--- Records for processing ---
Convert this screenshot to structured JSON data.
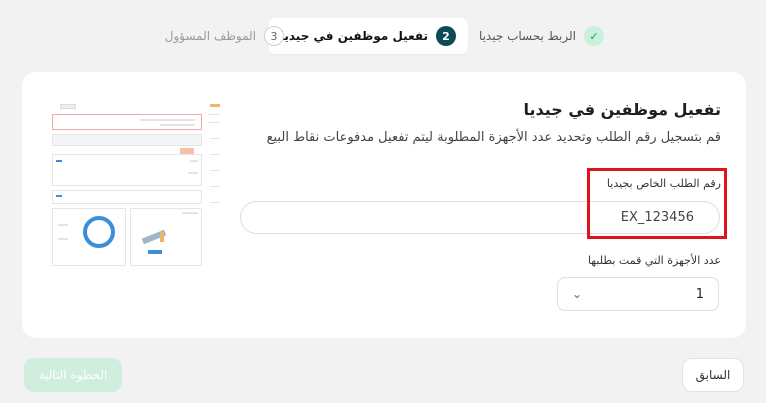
{
  "stepper": {
    "steps": [
      {
        "label": "الربط بحساب جيديا",
        "status": "done",
        "marker": "✓"
      },
      {
        "label": "تفعيل موظفين في جيديا",
        "status": "active",
        "marker": "2"
      },
      {
        "label": "الموظف المسؤول",
        "status": "pending",
        "marker": "3"
      }
    ]
  },
  "card": {
    "title": "تفعيل موظفين في جيديا",
    "description": "قم بتسجيل رقم الطلب وتحديد عدد الأجهزة المطلوبة ليتم تفعيل مدفوعات نقاط البيع",
    "order_field": {
      "label": "رقم الطلب الخاص بجيديا",
      "value": "EX_123456"
    },
    "devices_field": {
      "label": "عدد الأجهزة التي قمت بطلبها",
      "value": "1"
    }
  },
  "footer": {
    "prev_label": "السابق",
    "next_label": "الخطوة التالية"
  },
  "colors": {
    "accent": "#0c4a55",
    "done": "#1a9b59",
    "highlight": "#e0151b",
    "next_disabled": "#cfeedd",
    "preview_ring": "#3b8fd8"
  },
  "icons": {
    "done": "check-icon",
    "select": "chevron-down-icon"
  }
}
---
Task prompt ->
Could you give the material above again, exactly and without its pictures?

Answer section ->
Convert this screenshot to structured JSON data.
{
  "stepper": {
    "steps": [
      {
        "label": "الربط بحساب جيديا",
        "status": "done",
        "marker": "✓"
      },
      {
        "label": "تفعيل موظفين في جيديا",
        "status": "active",
        "marker": "2"
      },
      {
        "label": "الموظف المسؤول",
        "status": "pending",
        "marker": "3"
      }
    ]
  },
  "card": {
    "title": "تفعيل موظفين في جيديا",
    "description": "قم بتسجيل رقم الطلب وتحديد عدد الأجهزة المطلوبة ليتم تفعيل مدفوعات نقاط البيع",
    "order_field": {
      "label": "رقم الطلب الخاص بجيديا",
      "value": "EX_123456"
    },
    "devices_field": {
      "label": "عدد الأجهزة التي قمت بطلبها",
      "value": "1"
    }
  },
  "footer": {
    "prev_label": "السابق",
    "next_label": "الخطوة التالية"
  },
  "colors": {
    "accent": "#0c4a55",
    "done": "#1a9b59",
    "highlight": "#e0151b",
    "next_disabled": "#cfeedd",
    "preview_ring": "#3b8fd8"
  },
  "icons": {
    "done": "check-icon",
    "select": "chevron-down-icon"
  }
}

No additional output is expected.